BEGIN

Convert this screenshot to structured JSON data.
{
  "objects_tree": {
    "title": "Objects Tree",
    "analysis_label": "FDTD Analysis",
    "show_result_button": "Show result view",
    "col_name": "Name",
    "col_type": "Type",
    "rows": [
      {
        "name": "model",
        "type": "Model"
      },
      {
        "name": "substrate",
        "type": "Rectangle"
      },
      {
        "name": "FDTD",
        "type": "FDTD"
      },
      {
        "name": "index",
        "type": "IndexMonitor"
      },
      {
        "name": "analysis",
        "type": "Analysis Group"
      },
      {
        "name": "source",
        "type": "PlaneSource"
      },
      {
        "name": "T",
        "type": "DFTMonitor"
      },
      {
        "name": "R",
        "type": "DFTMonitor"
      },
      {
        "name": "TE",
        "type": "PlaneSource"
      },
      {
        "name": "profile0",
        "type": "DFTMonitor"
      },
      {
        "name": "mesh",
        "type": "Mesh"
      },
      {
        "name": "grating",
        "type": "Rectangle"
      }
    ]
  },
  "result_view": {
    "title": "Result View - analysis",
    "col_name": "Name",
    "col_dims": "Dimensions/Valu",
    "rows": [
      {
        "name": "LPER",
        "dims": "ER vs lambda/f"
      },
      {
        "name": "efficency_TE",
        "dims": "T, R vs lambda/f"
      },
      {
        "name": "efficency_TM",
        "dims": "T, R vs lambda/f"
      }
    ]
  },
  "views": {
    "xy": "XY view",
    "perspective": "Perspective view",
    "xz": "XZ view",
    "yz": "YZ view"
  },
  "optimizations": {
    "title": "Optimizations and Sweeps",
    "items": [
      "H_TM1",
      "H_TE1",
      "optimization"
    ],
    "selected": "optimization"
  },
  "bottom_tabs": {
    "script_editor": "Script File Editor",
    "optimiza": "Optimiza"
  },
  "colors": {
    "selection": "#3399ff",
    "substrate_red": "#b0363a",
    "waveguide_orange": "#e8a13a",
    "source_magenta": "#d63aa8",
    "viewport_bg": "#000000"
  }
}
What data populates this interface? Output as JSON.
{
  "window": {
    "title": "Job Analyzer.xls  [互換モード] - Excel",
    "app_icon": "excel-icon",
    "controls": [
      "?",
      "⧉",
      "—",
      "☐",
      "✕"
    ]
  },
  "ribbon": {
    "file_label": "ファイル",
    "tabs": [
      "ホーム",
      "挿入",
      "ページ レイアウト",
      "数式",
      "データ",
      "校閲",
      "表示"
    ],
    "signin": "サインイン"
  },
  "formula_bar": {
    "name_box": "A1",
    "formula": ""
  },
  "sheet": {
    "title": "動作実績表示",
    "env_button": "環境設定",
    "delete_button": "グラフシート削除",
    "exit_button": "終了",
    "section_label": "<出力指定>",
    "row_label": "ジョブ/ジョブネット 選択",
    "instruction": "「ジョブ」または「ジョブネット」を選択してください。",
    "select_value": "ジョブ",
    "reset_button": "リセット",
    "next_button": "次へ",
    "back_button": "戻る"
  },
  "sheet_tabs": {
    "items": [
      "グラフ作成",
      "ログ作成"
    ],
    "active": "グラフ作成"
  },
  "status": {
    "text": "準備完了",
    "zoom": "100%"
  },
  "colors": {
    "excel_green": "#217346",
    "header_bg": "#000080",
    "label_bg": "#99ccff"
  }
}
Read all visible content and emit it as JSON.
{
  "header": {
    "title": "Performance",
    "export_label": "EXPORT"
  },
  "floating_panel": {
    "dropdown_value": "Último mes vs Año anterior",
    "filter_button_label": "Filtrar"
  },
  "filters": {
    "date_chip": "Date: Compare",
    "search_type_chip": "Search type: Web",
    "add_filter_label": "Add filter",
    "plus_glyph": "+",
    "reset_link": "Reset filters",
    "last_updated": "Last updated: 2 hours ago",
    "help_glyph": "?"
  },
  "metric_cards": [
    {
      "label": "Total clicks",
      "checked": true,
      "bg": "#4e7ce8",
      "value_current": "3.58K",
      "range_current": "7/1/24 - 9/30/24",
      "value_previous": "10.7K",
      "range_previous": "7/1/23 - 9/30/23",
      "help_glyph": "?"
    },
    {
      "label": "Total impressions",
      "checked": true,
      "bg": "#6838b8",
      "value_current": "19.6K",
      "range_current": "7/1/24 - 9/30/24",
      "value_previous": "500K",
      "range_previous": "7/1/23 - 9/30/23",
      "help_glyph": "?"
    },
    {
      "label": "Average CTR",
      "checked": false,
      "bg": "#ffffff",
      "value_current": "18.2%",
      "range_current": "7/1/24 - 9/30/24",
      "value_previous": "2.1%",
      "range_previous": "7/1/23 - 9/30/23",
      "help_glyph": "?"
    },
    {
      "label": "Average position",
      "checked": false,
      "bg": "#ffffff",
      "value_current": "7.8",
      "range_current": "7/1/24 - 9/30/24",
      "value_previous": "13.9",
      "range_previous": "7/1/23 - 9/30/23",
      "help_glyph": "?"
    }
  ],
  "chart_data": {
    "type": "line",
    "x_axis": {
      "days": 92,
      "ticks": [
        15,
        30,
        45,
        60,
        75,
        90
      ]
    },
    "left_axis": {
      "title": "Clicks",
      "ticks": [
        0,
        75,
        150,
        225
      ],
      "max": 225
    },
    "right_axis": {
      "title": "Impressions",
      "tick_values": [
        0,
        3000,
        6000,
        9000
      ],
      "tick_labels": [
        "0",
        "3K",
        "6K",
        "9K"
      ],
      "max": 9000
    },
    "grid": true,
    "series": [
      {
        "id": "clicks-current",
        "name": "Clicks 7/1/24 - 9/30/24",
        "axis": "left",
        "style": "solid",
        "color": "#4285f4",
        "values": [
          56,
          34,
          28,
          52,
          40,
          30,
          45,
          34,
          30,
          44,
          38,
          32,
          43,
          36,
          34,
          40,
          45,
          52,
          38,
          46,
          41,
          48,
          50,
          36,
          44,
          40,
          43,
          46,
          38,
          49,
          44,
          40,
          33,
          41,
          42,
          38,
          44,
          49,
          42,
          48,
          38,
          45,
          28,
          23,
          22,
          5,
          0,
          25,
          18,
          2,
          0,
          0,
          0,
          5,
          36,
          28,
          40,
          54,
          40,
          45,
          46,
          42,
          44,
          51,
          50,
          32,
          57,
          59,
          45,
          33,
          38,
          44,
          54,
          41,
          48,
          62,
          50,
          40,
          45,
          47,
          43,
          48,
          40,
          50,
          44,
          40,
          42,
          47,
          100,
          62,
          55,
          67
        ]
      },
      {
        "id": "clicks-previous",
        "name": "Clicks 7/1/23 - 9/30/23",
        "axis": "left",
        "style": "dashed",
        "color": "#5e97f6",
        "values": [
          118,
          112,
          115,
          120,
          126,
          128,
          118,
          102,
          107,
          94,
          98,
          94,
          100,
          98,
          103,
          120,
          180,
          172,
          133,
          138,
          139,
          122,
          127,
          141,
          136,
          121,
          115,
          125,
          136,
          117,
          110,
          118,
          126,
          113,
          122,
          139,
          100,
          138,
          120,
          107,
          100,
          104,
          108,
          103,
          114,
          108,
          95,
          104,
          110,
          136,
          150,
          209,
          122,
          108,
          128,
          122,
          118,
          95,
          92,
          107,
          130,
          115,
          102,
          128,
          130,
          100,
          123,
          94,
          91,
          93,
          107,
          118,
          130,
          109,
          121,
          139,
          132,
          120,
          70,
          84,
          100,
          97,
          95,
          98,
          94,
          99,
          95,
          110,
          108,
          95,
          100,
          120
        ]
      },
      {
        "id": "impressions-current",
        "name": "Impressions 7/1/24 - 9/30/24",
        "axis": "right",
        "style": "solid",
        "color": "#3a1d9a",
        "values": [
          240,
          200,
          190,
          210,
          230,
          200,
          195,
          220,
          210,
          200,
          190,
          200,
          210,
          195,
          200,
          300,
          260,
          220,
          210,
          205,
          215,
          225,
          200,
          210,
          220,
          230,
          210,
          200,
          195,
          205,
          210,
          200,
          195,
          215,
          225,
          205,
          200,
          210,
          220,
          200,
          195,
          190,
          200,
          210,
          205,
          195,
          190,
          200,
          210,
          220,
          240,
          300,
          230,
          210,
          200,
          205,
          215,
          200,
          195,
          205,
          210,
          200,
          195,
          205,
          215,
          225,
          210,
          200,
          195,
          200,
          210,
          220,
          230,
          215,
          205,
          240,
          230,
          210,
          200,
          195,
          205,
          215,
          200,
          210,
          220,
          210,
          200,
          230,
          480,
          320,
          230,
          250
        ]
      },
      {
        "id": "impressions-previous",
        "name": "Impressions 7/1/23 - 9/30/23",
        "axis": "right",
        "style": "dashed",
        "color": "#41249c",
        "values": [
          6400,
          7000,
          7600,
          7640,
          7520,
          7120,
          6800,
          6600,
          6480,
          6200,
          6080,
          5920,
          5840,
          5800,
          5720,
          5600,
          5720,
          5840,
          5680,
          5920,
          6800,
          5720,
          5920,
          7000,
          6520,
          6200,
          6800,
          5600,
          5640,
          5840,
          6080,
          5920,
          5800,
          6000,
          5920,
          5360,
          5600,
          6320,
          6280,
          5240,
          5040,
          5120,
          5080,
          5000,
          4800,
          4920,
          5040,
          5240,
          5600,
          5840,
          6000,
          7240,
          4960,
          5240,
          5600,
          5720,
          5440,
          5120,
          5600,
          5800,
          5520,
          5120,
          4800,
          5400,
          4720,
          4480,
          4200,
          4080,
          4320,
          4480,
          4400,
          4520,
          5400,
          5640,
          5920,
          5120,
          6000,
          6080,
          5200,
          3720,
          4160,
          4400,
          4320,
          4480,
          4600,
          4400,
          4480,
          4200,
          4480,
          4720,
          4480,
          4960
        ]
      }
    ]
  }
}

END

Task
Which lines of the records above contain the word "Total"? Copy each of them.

Solution to this task
      "label": "Total clicks",
      "label": "Total impressions",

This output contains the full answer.